Before his arrival, I used to try to brush my hair, maybe put on some lip gloss, anything to try to look more appealing than my frazzled self felt and likely looked.

To his credit, Paul never said anything negative to me. Instead, he always hugged me and said he loved me. That small act went a long way in the encouragement department.

I remember how many times he would give all four of our children a bath and supervise nightly activities (which usually involved hide and seek and rock ‘n’ roll shows) while I cleaned the kitchen, folded laundry and made lunches for the next day.

Just having a few minutes to complete those necessary tasks without someone hanging on my leg or whining about a sibling was so therapeutic after a long day of caring for children and the home.

We always tried to put our children to bed early so we could have at least an hour or so of time together before I fell into bed to get some sleep before doing it all again the next day.

So many nights we sat on the deck or even in the garage if it were raining, sharing tales of our days — the good, the bad and the ugly.

While he never told me I should be making a six-figure income, I always knew Paul valued what I did and appreciated my efforts.

Now, it seems, we are entering a new phase of our lives together. With just one child at home — a junior in high school, at that — we have much more time alone.

Our first child was born one year and one week after we married, so ours has been a marriage with babies from the beginning. When you have children so close together, once one leaves the nest, it seems they all fly the coop.

Now, we no longer have to strategically plan when we want to go out to dinner. We can run errands together instead of “tag teaming” our Saturdays.

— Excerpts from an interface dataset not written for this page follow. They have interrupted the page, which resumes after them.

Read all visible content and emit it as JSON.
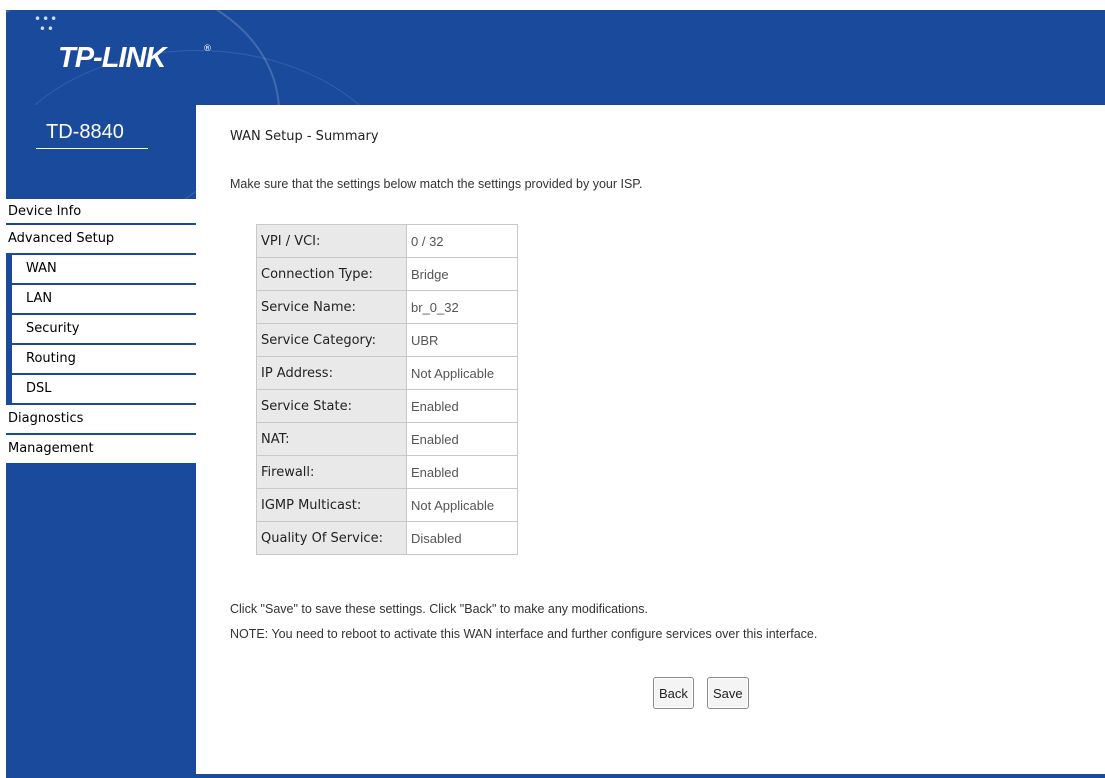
{
  "brand": {
    "logo_text": "TP-LINK",
    "registered_mark": "®",
    "model": "TD-8840",
    "primary_color": "#1a4a9c"
  },
  "sidebar": {
    "items": [
      {
        "label": "Device Info",
        "level": 0
      },
      {
        "label": "Advanced Setup",
        "level": 0
      },
      {
        "label": "WAN",
        "level": 1
      },
      {
        "label": "LAN",
        "level": 1
      },
      {
        "label": "Security",
        "level": 1
      },
      {
        "label": "Routing",
        "level": 1
      },
      {
        "label": "DSL",
        "level": 1
      },
      {
        "label": "Diagnostics",
        "level": 0
      },
      {
        "label": "Management",
        "level": 0
      }
    ]
  },
  "main": {
    "title": "WAN Setup - Summary",
    "intro": "Make sure that the settings below match the settings provided by your ISP.",
    "summary": [
      {
        "key": "VPI / VCI:",
        "value": "0 / 32"
      },
      {
        "key": "Connection Type:",
        "value": "Bridge"
      },
      {
        "key": "Service Name:",
        "value": "br_0_32"
      },
      {
        "key": "Service Category:",
        "value": "UBR"
      },
      {
        "key": "IP Address:",
        "value": "Not Applicable"
      },
      {
        "key": "Service State:",
        "value": "Enabled"
      },
      {
        "key": "NAT:",
        "value": "Enabled"
      },
      {
        "key": "Firewall:",
        "value": "Enabled"
      },
      {
        "key": "IGMP Multicast:",
        "value": "Not Applicable"
      },
      {
        "key": "Quality Of Service:",
        "value": "Disabled"
      }
    ],
    "instruction": "Click \"Save\" to save these settings. Click \"Back\" to make any modifications.",
    "note": "NOTE: You need to reboot to activate this WAN interface and further configure services over this interface.",
    "back_label": "Back",
    "save_label": "Save"
  }
}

Having people over no longer revolves around figuring out how to keep our little people occupied and out from under our feet. We have conversations and nobody interrupts us, unless you count a barking dog or two.

All of this to say, I’m not sure I know the secret to a long marriage. But I do know it helps if you marry your best friend.

Here’s hoping to 25 more years or more! I would love to hear from readers on what they feel are some secrets to a long and fulfilling marriage.


Adlen Robinson is author of “Home Matters: The Guide to Organizing Your Life and Home.” E-mail her at